++++ SOURCE MATERIAL

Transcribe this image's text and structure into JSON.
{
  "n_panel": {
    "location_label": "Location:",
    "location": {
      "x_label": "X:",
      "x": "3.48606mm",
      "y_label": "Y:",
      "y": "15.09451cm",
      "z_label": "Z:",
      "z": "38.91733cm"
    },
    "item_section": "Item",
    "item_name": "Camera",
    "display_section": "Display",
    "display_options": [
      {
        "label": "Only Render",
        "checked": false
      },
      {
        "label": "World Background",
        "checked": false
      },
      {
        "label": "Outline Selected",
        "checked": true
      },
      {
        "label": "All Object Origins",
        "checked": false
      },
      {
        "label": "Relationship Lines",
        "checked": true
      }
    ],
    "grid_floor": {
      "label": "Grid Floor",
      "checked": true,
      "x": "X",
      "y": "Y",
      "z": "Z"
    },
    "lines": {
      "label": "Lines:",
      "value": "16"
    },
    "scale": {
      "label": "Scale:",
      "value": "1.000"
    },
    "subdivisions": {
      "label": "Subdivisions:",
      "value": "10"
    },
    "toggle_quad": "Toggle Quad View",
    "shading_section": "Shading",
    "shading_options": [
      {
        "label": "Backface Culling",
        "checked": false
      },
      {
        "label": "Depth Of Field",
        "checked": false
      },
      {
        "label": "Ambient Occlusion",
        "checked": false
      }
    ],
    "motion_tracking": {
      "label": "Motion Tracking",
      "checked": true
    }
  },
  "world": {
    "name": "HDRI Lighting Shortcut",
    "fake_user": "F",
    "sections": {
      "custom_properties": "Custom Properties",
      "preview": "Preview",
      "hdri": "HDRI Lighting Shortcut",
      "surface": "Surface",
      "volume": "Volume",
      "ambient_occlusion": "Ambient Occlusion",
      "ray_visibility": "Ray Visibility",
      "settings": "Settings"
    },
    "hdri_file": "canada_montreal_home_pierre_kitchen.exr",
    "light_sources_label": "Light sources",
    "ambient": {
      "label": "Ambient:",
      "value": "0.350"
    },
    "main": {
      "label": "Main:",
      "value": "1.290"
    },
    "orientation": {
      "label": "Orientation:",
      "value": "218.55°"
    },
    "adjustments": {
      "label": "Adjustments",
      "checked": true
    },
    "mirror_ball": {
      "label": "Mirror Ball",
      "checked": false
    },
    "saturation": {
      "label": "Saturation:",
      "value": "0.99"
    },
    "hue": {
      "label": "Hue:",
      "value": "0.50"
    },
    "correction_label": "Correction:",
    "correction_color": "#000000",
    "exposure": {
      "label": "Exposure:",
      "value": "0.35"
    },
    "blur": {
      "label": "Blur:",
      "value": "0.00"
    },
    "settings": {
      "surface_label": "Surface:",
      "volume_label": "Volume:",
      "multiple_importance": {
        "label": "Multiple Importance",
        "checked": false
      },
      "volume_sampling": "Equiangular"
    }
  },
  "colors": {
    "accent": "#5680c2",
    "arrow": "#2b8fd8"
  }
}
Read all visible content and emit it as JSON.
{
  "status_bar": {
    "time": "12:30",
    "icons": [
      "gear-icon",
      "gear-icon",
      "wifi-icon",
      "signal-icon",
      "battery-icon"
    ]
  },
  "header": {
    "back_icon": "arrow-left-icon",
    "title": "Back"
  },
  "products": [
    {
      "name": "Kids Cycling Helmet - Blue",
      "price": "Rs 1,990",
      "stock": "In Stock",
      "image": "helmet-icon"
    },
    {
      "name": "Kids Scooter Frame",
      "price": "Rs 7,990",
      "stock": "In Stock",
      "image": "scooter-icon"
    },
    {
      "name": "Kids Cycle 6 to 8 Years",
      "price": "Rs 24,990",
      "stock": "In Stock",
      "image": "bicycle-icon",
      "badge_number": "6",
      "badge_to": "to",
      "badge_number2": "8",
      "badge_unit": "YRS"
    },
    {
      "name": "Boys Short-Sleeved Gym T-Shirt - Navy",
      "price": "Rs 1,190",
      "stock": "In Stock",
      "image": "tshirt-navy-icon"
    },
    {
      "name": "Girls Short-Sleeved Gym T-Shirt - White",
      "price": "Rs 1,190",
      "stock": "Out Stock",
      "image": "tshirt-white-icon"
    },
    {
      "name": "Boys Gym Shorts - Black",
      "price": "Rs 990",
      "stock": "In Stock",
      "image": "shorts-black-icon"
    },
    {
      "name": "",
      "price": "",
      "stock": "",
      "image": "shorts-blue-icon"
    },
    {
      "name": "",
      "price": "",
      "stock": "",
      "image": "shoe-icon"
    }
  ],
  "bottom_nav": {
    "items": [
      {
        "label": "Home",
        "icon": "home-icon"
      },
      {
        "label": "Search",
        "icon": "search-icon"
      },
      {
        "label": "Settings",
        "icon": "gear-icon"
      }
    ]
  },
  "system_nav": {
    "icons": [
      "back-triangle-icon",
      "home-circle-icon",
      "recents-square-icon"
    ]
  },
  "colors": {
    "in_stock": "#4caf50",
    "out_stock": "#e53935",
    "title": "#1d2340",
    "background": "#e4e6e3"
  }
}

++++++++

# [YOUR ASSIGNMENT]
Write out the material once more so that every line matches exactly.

# [ANSWER FOR THIS EXERCISE]
Transcribe this image's text and structure into JSON.
{
  "n_panel": {
    "location_label": "Location:",
    "location": {
      "x_label": "X:",
      "x": "3.48606mm",
      "y_label": "Y:",
      "y": "15.09451cm",
      "z_label": "Z:",
      "z": "38.91733cm"
    },
    "item_section": "Item",
    "item_name": "Camera",
    "display_section": "Display",
    "display_options": [
      {
        "label": "Only Render",
        "checked": false
      },
      {
        "label": "World Background",
        "checked": false
      },
      {
        "label": "Outline Selected",
        "checked": true
      },
      {
        "label": "All Object Origins",
        "checked": false
      },
      {
        "label": "Relationship Lines",
        "checked": true
      }
    ],
    "grid_floor": {
      "label": "Grid Floor",
      "checked": true,
      "x": "X",
      "y": "Y",
      "z": "Z"
    },
    "lines": {
      "label": "Lines:",
      "value": "16"
    },
    "scale": {
      "label": "Scale:",
      "value": "1.000"
    },
    "subdivisions": {
      "label": "Subdivisions:",
      "value": "10"
    },
    "toggle_quad": "Toggle Quad View",
    "shading_section": "Shading",
    "shading_options": [
      {
        "label": "Backface Culling",
        "checked": false
      },
      {
        "label": "Depth Of Field",
        "checked": false
      },
      {
        "label": "Ambient Occlusion",
        "checked": false
      }
    ],
    "motion_tracking": {
      "label": "Motion Tracking",
      "checked": true
    }
  },
  "world": {
    "name": "HDRI Lighting Shortcut",
    "fake_user": "F",
    "sections": {
      "custom_properties": "Custom Properties",
      "preview": "Preview",
      "hdri": "HDRI Lighting Shortcut",
      "surface": "Surface",
      "volume": "Volume",
      "ambient_occlusion": "Ambient Occlusion",
      "ray_visibility": "Ray Visibility",
      "settings": "Settings"
    },
    "hdri_file": "canada_montreal_home_pierre_kitchen.exr",
    "light_sources_label": "Light sources",
    "ambient": {
      "label": "Ambient:",
      "value": "0.350"
    },
    "main": {
      "label": "Main:",
      "value": "1.290"
    },
    "orientation": {
      "label": "Orientation:",
      "value": "218.55°"
    },
    "adjustments": {
      "label": "Adjustments",
      "checked": true
    },
    "mirror_ball": {
      "label": "Mirror Ball",
      "checked": false
    },
    "saturation": {
      "label": "Saturation:",
      "value": "0.99"
    },
    "hue": {
      "label": "Hue:",
      "value": "0.50"
    },
    "correction_label": "Correction:",
    "correction_color": "#000000",
    "exposure": {
      "label": "Exposure:",
      "value": "0.35"
    },
    "blur": {
      "label": "Blur:",
      "value": "0.00"
    },
    "settings": {
      "surface_label": "Surface:",
      "volume_label": "Volume:",
      "multiple_importance": {
        "label": "Multiple Importance",
        "checked": false
      },
      "volume_sampling": "Equiangular"
    }
  },
  "colors": {
    "accent": "#5680c2",
    "arrow": "#2b8fd8"
  }
}
Read all visible content and emit it as JSON.
{
  "status_bar": {
    "time": "12:30",
    "icons": [
      "gear-icon",
      "gear-icon",
      "wifi-icon",
      "signal-icon",
      "battery-icon"
    ]
  },
  "header": {
    "back_icon": "arrow-left-icon",
    "title": "Back"
  },
  "products": [
    {
      "name": "Kids Cycling Helmet - Blue",
      "price": "Rs 1,990",
      "stock": "In Stock",
      "image": "helmet-icon"
    },
    {
      "name": "Kids Scooter Frame",
      "price": "Rs 7,990",
      "stock": "In Stock",
      "image": "scooter-icon"
    },
    {
      "name": "Kids Cycle 6 to 8 Years",
      "price": "Rs 24,990",
      "stock": "In Stock",
      "image": "bicycle-icon",
      "badge_number": "6",
      "badge_to": "to",
      "badge_number2": "8",
      "badge_unit": "YRS"
    },
    {
      "name": "Boys Short-Sleeved Gym T-Shirt - Navy",
      "price": "Rs 1,190",
      "stock": "In Stock",
      "image": "tshirt-navy-icon"
    },
    {
      "name": "Girls Short-Sleeved Gym T-Shirt - White",
      "price": "Rs 1,190",
      "stock": "Out Stock",
      "image": "tshirt-white-icon"
    },
    {
      "name": "Boys Gym Shorts - Black",
      "price": "Rs 990",
      "stock": "In Stock",
      "image": "shorts-black-icon"
    },
    {
      "name": "",
      "price": "",
      "stock": "",
      "image": "shorts-blue-icon"
    },
    {
      "name": "",
      "price": "",
      "stock": "",
      "image": "shoe-icon"
    }
  ],
  "bottom_nav": {
    "items": [
      {
        "label": "Home",
        "icon": "home-icon"
      },
      {
        "label": "Search",
        "icon": "search-icon"
      },
      {
        "label": "Settings",
        "icon": "gear-icon"
      }
    ]
  },
  "system_nav": {
    "icons": [
      "back-triangle-icon",
      "home-circle-icon",
      "recents-square-icon"
    ]
  },
  "colors": {
    "in_stock": "#4caf50",
    "out_stock": "#e53935",
    "title": "#1d2340",
    "background": "#e4e6e3"
  }
}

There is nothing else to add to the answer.